### Supplied records
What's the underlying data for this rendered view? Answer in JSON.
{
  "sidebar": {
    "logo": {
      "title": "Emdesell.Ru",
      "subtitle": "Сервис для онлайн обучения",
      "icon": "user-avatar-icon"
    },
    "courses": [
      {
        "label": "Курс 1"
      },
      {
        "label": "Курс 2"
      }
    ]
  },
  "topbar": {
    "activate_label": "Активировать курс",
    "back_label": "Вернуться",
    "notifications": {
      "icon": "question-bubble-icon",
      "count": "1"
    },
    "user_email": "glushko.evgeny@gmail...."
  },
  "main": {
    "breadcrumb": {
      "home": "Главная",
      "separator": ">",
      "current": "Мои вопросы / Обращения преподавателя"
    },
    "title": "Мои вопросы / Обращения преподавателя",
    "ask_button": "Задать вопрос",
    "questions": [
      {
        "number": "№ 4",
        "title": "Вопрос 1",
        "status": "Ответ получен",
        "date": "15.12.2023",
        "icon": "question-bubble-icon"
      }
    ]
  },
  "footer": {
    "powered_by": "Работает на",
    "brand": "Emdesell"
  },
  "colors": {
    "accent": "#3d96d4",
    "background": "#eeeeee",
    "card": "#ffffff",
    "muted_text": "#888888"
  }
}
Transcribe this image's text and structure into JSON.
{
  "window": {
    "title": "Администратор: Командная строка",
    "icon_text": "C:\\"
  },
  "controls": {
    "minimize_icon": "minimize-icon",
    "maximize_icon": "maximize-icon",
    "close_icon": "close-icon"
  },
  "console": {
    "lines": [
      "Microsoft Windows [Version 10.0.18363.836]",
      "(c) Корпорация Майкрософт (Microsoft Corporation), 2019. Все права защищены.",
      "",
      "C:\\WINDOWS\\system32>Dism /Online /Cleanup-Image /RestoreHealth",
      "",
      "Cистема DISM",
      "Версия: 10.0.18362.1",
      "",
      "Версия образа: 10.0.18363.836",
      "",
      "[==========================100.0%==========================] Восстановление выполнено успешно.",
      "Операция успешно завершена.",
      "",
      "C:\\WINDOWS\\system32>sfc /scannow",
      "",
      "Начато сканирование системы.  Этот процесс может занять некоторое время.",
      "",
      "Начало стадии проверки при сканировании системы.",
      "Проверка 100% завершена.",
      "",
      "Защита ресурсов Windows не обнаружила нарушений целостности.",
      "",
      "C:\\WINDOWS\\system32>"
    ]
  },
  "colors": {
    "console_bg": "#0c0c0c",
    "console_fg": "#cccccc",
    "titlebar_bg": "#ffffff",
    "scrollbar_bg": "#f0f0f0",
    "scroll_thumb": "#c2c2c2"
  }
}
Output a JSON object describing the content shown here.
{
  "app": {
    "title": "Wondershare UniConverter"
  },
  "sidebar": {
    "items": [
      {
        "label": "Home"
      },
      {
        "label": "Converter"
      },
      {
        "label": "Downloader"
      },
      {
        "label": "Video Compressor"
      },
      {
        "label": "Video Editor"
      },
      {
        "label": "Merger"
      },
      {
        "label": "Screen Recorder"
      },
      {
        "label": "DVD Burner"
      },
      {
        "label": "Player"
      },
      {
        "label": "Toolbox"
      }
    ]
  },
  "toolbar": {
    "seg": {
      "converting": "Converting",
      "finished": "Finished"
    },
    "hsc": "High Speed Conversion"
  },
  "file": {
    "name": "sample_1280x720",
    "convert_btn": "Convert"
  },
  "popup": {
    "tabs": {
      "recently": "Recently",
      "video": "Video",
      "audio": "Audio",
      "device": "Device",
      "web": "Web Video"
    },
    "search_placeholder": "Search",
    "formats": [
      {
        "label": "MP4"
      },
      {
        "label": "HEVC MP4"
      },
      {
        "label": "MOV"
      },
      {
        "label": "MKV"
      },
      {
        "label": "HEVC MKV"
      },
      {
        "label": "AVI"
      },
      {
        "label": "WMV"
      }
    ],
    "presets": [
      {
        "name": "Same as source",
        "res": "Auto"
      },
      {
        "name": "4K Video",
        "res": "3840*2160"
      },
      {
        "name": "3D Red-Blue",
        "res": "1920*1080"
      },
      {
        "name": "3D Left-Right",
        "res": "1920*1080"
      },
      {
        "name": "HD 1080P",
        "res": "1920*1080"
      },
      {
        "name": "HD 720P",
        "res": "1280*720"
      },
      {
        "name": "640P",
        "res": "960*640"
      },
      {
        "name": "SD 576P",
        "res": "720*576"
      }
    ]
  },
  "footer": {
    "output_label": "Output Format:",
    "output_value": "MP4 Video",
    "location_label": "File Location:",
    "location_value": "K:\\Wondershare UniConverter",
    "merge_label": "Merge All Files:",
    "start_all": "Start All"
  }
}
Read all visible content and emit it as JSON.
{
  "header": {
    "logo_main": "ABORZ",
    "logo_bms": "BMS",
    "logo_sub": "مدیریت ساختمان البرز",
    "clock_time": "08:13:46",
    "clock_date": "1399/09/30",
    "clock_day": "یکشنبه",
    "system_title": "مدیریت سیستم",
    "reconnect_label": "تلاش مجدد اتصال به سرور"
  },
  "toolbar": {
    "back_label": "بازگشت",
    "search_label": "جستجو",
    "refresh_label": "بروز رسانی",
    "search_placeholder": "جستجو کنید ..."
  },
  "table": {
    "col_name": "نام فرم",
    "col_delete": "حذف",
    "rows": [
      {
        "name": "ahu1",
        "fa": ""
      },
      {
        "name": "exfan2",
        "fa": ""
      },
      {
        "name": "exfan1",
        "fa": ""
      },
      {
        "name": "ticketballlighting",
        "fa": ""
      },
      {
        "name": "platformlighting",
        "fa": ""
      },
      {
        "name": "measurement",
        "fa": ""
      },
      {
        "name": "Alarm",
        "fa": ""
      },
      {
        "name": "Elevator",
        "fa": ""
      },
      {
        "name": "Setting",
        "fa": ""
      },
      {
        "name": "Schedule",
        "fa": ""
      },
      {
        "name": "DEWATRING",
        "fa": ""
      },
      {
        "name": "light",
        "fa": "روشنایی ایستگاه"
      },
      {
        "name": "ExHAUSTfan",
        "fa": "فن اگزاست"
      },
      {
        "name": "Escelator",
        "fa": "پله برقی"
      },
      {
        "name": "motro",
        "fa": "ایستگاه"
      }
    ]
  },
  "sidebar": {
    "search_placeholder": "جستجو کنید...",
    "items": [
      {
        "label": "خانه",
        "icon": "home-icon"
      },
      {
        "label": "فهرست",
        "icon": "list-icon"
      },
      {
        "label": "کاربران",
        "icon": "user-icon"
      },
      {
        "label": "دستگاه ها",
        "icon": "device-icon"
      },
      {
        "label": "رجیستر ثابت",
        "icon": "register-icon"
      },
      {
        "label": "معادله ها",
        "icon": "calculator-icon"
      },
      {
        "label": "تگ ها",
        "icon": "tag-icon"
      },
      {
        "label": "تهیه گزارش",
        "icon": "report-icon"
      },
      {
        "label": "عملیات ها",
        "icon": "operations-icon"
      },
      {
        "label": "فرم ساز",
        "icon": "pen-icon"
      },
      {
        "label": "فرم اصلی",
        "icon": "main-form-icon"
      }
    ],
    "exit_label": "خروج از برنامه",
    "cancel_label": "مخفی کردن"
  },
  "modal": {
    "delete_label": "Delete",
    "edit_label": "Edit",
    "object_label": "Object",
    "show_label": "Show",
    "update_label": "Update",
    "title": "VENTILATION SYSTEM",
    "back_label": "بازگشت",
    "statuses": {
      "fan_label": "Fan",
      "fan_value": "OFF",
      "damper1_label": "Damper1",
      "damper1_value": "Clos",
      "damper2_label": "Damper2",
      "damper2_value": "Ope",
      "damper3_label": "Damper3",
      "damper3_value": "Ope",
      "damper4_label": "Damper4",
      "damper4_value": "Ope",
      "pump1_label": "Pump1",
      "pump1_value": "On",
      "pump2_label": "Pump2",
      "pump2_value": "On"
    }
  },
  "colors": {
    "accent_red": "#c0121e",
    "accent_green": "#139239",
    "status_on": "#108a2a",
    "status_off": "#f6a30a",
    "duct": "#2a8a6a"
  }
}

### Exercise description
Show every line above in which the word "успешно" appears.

### Answer to this exercise
      "[==========================100.0%==========================] Восстановление выполнено успешно.",
      "Операция успешно завершена.",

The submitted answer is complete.